Makerspace hosts 3-D printing class
By CHRISTIE BLECK
Journal Staff Writer
MARQUETTE — A recent introductory 3-D printing class for the community at MAPS Makerspace had many dimensions, but mostly up.
And the participants could even take home lovely parting gifts, which were small 3-D items like pre-made robots and snowflakes.
The Marquette Area Public Schools’ special section at Marquette Senior High School — Makerspace — is a place for students to learn about STEAM-related subjects.
STEAM stands for Science, Technology, Engineering, Arts and Mathematics.
You could say all these subjects are part of 3-D printing.
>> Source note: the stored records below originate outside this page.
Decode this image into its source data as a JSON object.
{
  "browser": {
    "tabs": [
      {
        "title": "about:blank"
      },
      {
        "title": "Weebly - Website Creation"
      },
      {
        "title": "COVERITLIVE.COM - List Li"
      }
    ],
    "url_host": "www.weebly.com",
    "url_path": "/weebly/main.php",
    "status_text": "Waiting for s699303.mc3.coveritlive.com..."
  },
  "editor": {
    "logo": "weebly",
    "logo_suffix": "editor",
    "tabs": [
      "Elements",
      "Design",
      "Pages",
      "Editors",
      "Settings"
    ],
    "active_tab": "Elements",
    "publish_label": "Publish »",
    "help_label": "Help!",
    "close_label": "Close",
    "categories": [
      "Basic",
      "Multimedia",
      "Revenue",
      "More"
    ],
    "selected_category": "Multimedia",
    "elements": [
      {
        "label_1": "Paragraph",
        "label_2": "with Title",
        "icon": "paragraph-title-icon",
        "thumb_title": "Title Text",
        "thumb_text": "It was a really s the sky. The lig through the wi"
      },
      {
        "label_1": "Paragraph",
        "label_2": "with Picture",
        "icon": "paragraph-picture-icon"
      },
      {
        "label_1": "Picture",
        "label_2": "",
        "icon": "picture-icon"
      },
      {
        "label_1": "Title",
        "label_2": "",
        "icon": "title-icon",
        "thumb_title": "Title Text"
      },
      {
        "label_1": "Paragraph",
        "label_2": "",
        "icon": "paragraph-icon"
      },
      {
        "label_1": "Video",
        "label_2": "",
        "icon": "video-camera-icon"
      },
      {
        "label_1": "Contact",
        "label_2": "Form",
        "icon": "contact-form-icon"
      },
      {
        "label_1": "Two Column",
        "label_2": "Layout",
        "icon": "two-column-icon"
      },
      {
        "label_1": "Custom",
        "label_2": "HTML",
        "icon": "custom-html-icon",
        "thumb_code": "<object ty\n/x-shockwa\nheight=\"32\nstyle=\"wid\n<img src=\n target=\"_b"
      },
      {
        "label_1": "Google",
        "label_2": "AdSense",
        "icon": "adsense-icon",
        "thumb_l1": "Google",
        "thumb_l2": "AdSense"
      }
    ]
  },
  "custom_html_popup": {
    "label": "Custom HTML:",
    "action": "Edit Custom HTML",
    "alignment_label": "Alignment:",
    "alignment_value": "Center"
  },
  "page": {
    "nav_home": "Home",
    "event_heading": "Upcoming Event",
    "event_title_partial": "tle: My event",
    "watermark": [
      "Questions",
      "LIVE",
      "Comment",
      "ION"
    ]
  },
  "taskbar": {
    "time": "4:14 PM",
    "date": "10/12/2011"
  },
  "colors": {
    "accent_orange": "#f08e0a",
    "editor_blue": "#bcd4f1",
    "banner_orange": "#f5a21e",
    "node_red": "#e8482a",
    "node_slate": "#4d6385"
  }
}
It could be assumed by the uninitiated that 3-D printing simply entails printing a picture of something with a multi-dimensional aspect on a piece of paper — typical day-to-day stuff. However, 3-D printing allows the user to make a physical object from a three-dimensional digital model, laying down successive thin layers of a material to build it up.
Makerspace Director Becky Simmons, with the help of knowledgeable high school students, gave participants the basics during the Thursday class.
Simmons acknowledged 3-D printing can be complex, so there was no realistic way she could teach people to be a three-dimensional designer in an hour and a half.
In fact, their projects weren’t completed by the end of class, so the students had the option of picking them up or having them mailed to them.
Simmons did, however, want to teach people designs that were printable right from the start.
“That’s kind of our goal tonight — is to take away the barriers of printing and get you a design that you actually made yourself,” said Simmons, who noted that breaking into the design part of the process is the most difficult part for most people.
The world of 3-D printing, like the products it creates, is multifaceted, with students learning about related software programs like Tinkercad and Inkscape Thursday.
However, the class wasn’t all about software.
The Makerspace tech room, Simmons said, has five 3-D printers, which the students could watch during the class.
Those printers are cube-shaped and mostly transparent, so the motion could be easily viewed, although a lot of patience was required to see a project from start to finish — a process that could take many hours.
The class, though, spent most of its time in front of laptops, trying out various software activities to understand the process.
Participants first had to create sketches of their own designs using felt-tip pens and index cards, making sure the lines of their drawings were connected for proper printing.
Each sketch was to be converted file that would be printed, Simmons said.
The high school helpers took photos of the designs, which then were imported into a software program called Cura that sliced them into layers the computer understood.
“It’s how the computer and printer talk to each other,” Simmons said.
Using Cura, students could choose their dimensions, for instance, or decide whether the darker material should be higher than the lighter material.
Filaments the were chosen and set to print.
Simmons likened the printing process to using a glue gun in which glue is pushed to make it extrude from a hot tip. In the 3-D process, solid plastic is pushed through a hot tip as well, briefly melting before it comes out again, after which it cools.
The computer, she said, tells the printer to “put plastic here” for one layer, basically smearing a thin layer of plastic that’s stuck on the previous layer. Those layers keep building up.
“It’s the most expensive glue gun you’ll ever use,” Simmons said. “And it’s computer-aided, so it’s moving around, you know, without you controlling it.”
Makerspace uses Ultimaker printers, which she noted has a lot of automation.
“They’re kind of known as the Apple of 3-D printing, and so they’re pretty much out-of-the-box printing and don’t require a ton of extra fidgeting,” Simmons said.
Items can be printed in metal, but at Makerspace, users print in plastic, which Simmons noted is biodegradable, doesn’t stink and is inexpensive.
Simmons had the students explore software programs on their laptops while they were in between activities. One of those was Thingiverse.com, which allows people to create a holiday ornament out of a “rectified rhombicosidodecahedron” and even a playable soprano ukulele, for example.
Another program was YouMagine.com, which has designs for items like a car ejection seat handle and a refrigerator door latch, also known as the Fused Filament Fridge Fix.
These are websites where people have uploaded designs that others can 3-D print for free.
“A lot of people can get lost for hours in this,” Simmons said.
Again, the creations developed in Thursday’s class were on the simple side, ranging from a numerical 906 design to a single sword.
Justin Smith, of Marquette, said he took the class because it was a new experience, although he had heard of 3-D printing before.
“I got a couple friends who do it,” Smith said.
Someone with a fair amount of experience in 3-D printing was Matthew Schlenkert, a junior at Marquette Senior High School who was one of several assistants during the Thursday session.
While a freshman, he began to develop an interest in the subject of printing, which he believed used just a piece of paper.
“I never thought about printing in three dimensions,” Schlenkert said.
Christie Bleck can be reached at 906-228-2500, ext. 250. Her email address is firstname.lastname@example.org.